Power Plant and Power Plant Live, two popular Inner Harbor tourist attractions, are in financial trouble and owner David S. Cordish wants Baltimore to forfeit $3 million in annual rent payments to help bail them out.
In return for the rent reduction, Cordish pledges to invest $16 million in the properties, which are about 40 percent vacant and face “serious challenges” in attracting retail and office tenants, Cordish told the Baltimore Development Corp. (BDC) today. (The glut in office space downtown has become widespread, leading to near-record levels of office vacancies.)
The BDC went into a closed session this morning to discuss the proposal by Cordish, who personally outlined his plan before the group.
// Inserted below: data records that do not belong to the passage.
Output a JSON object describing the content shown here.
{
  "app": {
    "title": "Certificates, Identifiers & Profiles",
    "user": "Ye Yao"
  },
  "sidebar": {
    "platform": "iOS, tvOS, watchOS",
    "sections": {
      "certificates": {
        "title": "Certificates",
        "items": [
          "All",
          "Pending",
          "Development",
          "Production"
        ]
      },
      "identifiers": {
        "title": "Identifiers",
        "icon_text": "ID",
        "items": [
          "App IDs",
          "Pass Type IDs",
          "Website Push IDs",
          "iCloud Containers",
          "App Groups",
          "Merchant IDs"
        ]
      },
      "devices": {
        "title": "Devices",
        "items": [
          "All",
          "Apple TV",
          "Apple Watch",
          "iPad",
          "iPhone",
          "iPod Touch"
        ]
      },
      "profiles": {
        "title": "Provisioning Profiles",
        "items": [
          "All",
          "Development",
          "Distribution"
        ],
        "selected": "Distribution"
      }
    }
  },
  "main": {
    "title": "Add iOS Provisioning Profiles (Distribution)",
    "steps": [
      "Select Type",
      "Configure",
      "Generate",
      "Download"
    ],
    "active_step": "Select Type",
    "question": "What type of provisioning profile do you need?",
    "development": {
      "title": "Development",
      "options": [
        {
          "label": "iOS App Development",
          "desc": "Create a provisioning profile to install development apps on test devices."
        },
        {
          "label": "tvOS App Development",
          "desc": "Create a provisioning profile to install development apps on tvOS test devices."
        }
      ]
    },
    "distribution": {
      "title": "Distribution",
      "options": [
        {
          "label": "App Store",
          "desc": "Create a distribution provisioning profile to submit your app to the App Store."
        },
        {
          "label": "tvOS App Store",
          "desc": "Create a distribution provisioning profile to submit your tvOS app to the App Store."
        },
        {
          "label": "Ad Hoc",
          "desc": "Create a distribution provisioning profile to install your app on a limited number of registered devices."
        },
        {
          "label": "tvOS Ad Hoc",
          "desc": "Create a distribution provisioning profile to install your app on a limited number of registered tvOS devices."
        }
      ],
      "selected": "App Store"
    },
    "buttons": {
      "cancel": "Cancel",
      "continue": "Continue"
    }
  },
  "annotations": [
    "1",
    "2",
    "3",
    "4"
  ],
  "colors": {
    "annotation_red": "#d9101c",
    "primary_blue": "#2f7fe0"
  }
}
M.J. “Jay” Brodie, president of BDC, said after the closed session that the agency would send its recommendation to Mayor Stephanie Rawlings-Blake, but could not disclose it because it contained confidential business information.
Closed to Media in Mid-Session
The meeting was closed to the public – during the middle of Cordish’s presentation to the board – at the request of Kaliope Parthemos, deputy mayor for economic development. That action resulted in the ousting of two members of the press (including this correspondent).
Prior to the closed session, Cordish, chairman of The Cordish Companies, a family-owned entertainment and gaming developer, outlined the problems facing the Power Plant, a huge brick edifice on Pratt St., and Power Plant Live, a collection of bars and clubs two blocks north on Market Place.
Cordish said the vertical space at the Power Plant, not to speak of the four smokestacks that run through the structure, makes it difficult to attract retail and business tenants. Leases for the two major tenants – Barnes & Noble and Hard Rock Cafe – will soon be up for renewal, while a third space, occupied by ESPN Zone, was vacated last year.
An annex building to the south, also controlled by Cordish, currently has a 30 percent vacancy rate due to downsizing by business and retail tenants.
Cordish did not address media reports that Phillips Seafood Restaurant is negotiating to lease the ex-ESPN site after it ends its tenancy at Harborplace in September.
Power Plant Live, purchased from the city for $5 million and developed by the Cordish Co. between 2001 and 2003, also suffers from high office vacancy.
He said that office rents are the “bread and butter for Power Plant Live,” and that, as Class B office space, the property is difficult to rent.
“What To Do?” Developer Asks
In addition, the pricing power for rents has been eroding and current asking prices are less than they were 10 years ago.
“What to do with Power Plant Live? We have subsidized the project very heavily,” Cordish told BDC.
He added that he had never before gone to BDC – or asked the city for tax or rent abatements – but that “financially [the properties] are a tremendous struggle.”
Currently, the Cordish group rents the Power Plant facility from the city for a fee of $1,000 a year. Starting in 2009, or 11 years after Cordish took over the site, the city was entitled to 22% of the net profit from the building.
That profit amounted to $9,800, Darrell Doan, a BDC official, said today, which suggests that the entire facility generated about $40,000 in profit in 2009. The amount of earnings for 2010 has not yet been calculated, Doan said.
More Public Investment for the Inner Harbor
The one facility operated by Cordish Co. that returns a healthy profit is the Pier V Parking Garage. It is this property that Cordish wants a rent abatement from the city, along with a reduction in the ground rent it pays for the Power Plant Annex.
In return, according to minutes from a June 15 meeting with BDC, Cordish Co. would invest appropriately $10 million to refurbish and modernize Power Plant Live and $6 million to make improvements to the Power Plant.
In addition, Cordish said his company has secured $11 million in financing from its lenders to support Power Plant Live.
Cordish his bank lenders would not assist in additional financing of the Power Plant or restructure the present loans to Cordish. One key problem is the annex building has negative returns due to high vacancy.
Zed Smith, vice president of operations for Cordish Co., told the BDC board today that not only the Power Plant projects, but the entire Inner Harbor has reached “another tipping point” in which funds must be invested in order to keep the area attractive to tourists.
“Over time, things have changed,” he said. “The retail climate has changed. Where do we go from here?”
Smith said the city is facing the need to revitalize the whole Inner Harbor, and that, he implied, would take a great deal of fresh public funding.